The lab originally envisioned a six-month review, but it grew into what one lab official called a “three-year research project on a worldwide scope.”
One reason is that some investigators balked at reopening old cases. Military higher-ups were reluctant, too. They struggled with their legal obligation to share evidence that had the potential to clear defendants.
Rather than individually notifying every defendant implicated by Mills’ testimony, they took a narrow approach .
The lab sent a general notice to each military branch’s legal division in August 2005, reasoning that individual notices were required only if all the evidence was to be destroyed by retesting.
The limited notification meant that many never learned of the retesting.
Attorney Charles Gittins, for instance, didn’t hear about evidence discrepancies involving his client Troy Jenkins, an enlisted man who pleaded guilty to charges of rape. Jenkins has claimed he felt pressure to admit his guilt because of the DNA. His co-defendant later went to trial and was convicted on lesser charges.
Military law generally allows only two years to petition for retrial based on new evidence, less time than in civilian courts.
It wasn’t just the defense that was undermined by Mills’ errors. Prosecutors might have missed the chance to detect the guilty. The lab review found 49 cases in which Mills’ testing didn’t identify stains or DNA. Investigators called these “questionable” because of his lack of thoroughness.
In September 2008, the lab completed its review, and it was withering. Mills often “did not follow good scientific practice.” His paperwork documenting his analyses was “lacking.” He used up too much evidence, making it impossible to retest. In nearly one-quarter of the cases, reviewers identified problems.
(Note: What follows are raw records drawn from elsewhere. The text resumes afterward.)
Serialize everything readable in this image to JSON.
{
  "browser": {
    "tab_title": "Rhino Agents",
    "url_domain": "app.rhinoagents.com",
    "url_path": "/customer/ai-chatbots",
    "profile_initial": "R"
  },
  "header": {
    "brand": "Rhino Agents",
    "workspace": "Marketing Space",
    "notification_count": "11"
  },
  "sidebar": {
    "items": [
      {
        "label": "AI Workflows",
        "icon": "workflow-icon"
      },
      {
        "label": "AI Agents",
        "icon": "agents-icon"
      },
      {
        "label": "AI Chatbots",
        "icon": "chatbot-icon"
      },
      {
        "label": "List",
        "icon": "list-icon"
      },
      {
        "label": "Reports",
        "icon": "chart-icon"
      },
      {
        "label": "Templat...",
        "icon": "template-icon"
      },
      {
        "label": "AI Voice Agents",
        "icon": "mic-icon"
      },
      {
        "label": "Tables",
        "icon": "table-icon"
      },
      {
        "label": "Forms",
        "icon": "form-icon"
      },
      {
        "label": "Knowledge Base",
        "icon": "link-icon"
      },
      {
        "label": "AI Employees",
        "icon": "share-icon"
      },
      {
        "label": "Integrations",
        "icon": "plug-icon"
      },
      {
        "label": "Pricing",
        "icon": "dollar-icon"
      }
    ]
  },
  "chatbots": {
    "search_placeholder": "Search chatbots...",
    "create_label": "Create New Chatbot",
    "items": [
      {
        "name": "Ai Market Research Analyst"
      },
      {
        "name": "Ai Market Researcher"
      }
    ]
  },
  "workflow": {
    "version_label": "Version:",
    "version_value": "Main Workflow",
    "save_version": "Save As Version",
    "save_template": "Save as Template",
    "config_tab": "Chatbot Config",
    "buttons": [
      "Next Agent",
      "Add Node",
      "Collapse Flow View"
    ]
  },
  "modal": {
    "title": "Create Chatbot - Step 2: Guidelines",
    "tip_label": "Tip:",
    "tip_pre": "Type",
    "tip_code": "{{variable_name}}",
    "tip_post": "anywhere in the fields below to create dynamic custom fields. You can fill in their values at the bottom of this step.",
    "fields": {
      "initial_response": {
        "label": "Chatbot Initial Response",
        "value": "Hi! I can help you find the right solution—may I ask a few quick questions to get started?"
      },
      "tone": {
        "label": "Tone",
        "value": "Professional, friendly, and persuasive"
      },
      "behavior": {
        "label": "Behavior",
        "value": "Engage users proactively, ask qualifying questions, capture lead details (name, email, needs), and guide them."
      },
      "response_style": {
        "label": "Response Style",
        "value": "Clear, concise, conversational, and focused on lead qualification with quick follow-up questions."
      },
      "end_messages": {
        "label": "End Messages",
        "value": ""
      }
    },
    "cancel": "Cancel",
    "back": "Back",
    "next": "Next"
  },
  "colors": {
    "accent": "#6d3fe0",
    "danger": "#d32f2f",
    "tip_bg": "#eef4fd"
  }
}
Not every disagreement meant Mills got it wrong. Some evidence could have degraded over time. Technology has become more refined.
Still, Mills’ errors cast doubt on every DNA profile he submitted to a national database. Lab officials had to withdraw 67 suspect profiles, complicating police work.
Robert Shaler, an outside reviewer from Penn State, was even more critical, government documents show. He attributed Mills’ errors, in part, to “an innate intellectual dishonesty.”
Shaler also blasted lab management. He warned that the lab lacked proper safeguards and permitted analysts to invent laboratory procedures that allowed mistakes to go unnoticed.
In its statement, the Army defended its handling of Mills’ mistakes, disputed some of Shaler’s criticisms and says it “took the situation very seriously.” The lab has made changes, including replacing managers and imposing stricter case reviews.
But defense attorneys whom McClatchy interviewed said that the Army should have ensured that Mills was held fully accountable.
The lab committed to providing its final review to a federal prosecutor, David Leta, so he could determine whether Mills’ conduct violated federal law. Lab officials say they mailed the report in 2008. Leta, however, says he heard of it in February from McClatchy.
He’s now reviewing the case.
Some defendants implicated by Mills, meanwhile, are trying to seek justice on their own. House, the Navy officer who was wrongfully convicted, filed a federal lawsuit seeking back pay and a promotion he was denied.